Description of the task: Show every line of the material that follows in which the word "published" occurs.

Data to examine:

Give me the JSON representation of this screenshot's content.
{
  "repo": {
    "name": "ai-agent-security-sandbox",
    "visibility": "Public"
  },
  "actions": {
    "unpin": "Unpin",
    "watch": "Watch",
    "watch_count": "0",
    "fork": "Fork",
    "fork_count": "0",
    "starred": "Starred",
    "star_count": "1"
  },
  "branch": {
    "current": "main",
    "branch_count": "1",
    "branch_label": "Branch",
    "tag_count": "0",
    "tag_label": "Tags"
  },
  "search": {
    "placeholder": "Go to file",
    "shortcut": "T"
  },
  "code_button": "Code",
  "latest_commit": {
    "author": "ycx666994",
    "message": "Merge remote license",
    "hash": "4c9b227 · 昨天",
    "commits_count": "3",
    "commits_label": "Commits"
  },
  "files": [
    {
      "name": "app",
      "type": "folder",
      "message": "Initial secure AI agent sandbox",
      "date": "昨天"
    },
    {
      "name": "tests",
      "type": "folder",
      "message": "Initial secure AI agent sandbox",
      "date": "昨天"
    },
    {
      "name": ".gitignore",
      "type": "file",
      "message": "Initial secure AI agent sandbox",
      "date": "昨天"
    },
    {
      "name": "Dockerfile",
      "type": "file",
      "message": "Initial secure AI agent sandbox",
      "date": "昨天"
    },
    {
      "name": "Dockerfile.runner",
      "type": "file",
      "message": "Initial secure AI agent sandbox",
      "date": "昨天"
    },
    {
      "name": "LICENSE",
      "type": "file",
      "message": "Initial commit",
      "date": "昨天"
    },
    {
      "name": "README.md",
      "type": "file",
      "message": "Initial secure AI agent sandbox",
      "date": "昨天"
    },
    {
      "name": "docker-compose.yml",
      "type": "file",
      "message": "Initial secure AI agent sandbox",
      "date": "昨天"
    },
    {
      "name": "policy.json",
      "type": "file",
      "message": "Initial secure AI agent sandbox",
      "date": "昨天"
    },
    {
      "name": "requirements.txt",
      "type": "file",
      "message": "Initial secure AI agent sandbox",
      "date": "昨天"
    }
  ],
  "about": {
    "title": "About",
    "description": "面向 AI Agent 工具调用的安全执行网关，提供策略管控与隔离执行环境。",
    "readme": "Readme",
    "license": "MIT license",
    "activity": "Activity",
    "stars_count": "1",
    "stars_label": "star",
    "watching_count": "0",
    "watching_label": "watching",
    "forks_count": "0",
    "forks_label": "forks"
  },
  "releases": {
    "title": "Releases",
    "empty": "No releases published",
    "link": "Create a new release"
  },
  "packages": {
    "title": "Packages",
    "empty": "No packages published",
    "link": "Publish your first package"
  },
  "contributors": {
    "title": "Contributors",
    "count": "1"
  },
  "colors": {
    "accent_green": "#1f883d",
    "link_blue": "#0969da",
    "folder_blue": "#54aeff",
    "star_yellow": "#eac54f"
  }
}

Written answer:
    "empty": "No releases published",
    "empty": "No packages published",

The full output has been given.